1. For further information please contact Maureen McTaggart, Media and Public Relations Officer, School of Advanced Study, University of London +44 (0)20 7862 8653 / Images available on request.

2. The School of Advanced Study (SAS) at the University of London is the UK’s national centre for the promotion and support of research in the humanities. The School brings together 10 prestigious research institutes to offer unparalleled academic opportunities, facilities and stimulation across a wide range of subject areas for the benefit of the national and international scholarly community. The member institutes of the School are the Institutes of Advanced Legal Studies, Classical Studies, Commonwealth Studies, English Studies, Historical Research, Latin American Studies, Modern Languages Research, Musical Research, Philosophy, and the Warburg Institute. The School also hosts a cross-disciplinary centre, the Human Rights Consortium, dedicated to the facilitation, promotion and dissemination of academic and policy work on human rights. Find out more at or follow SAS on Twitter at @SASNews

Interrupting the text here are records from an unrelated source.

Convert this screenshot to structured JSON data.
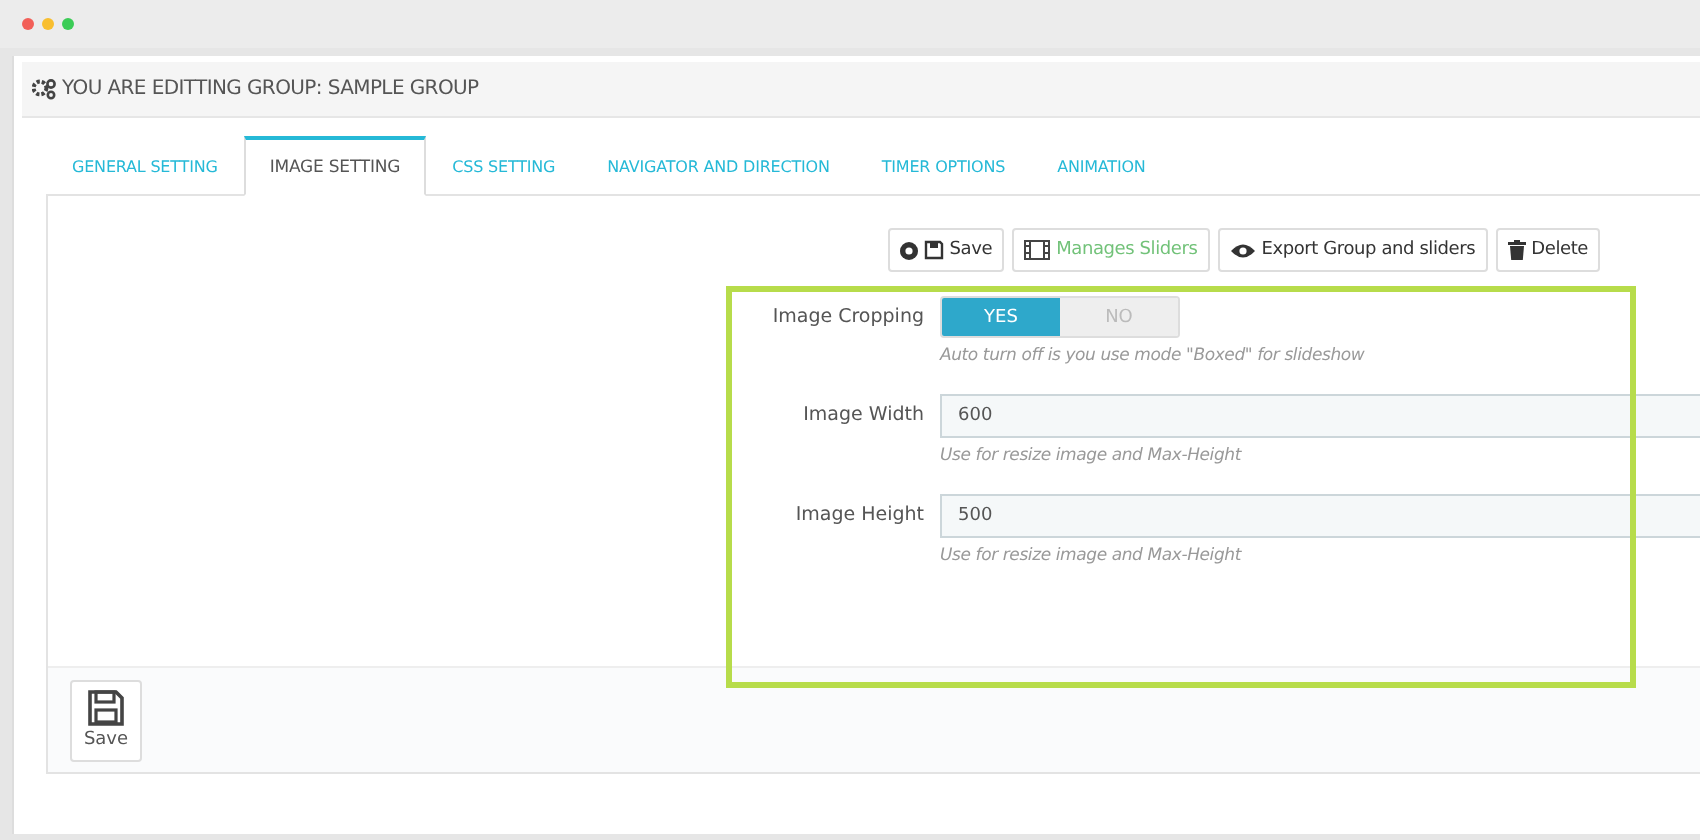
{
  "window": {
    "title": "YOU ARE EDITTING GROUP: SAMPLE GROUP"
  },
  "tabs": [
    {
      "label": "GENERAL SETTING",
      "selected": false
    },
    {
      "label": "IMAGE SETTING",
      "selected": true
    },
    {
      "label": "CSS SETTING",
      "selected": false
    },
    {
      "label": "NAVIGATOR AND DIRECTION",
      "selected": false
    },
    {
      "label": "TIMER OPTIONS",
      "selected": false
    },
    {
      "label": "ANIMATION",
      "selected": false
    }
  ],
  "toolbar": [
    {
      "kind": "save",
      "label": "Save"
    },
    {
      "kind": "sliders",
      "label": "Manages Sliders"
    },
    {
      "kind": "export",
      "label": "Export Group and sliders"
    },
    {
      "kind": "delete",
      "label": "Delete"
    }
  ],
  "fields": [
    {
      "kind": "toggle",
      "label": "Image Cropping",
      "options": [
        {
          "label": "YES",
          "selected": true
        },
        {
          "label": "NO",
          "selected": false
        }
      ],
      "help": "Auto turn off is you use mode \"Boxed\" for slideshow"
    },
    {
      "kind": "text",
      "label": "Image Width",
      "value": "600",
      "help": "Use for resize image and Max-Height"
    },
    {
      "kind": "text",
      "label": "Image Height",
      "value": "500",
      "help": "Use for resize image and Max-Height"
    }
  ],
  "footer": {
    "save_label": "Save"
  }
}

3. The Arts and Humanities Research Council (AHRC) funds world-class, independent researchers in a wide range of subjects: ancient history, modern dance, archaeology, digital content, philosophy, English literature, design, the creative and performing arts, and much more. This financial year the AHRC will spend approximately £98m to fund research and postgraduate training in collaboration with a number of partners. The quality and range of research supported by this investment of public funds not only provides social and cultural benefits but also contributes to the economic success of the UK.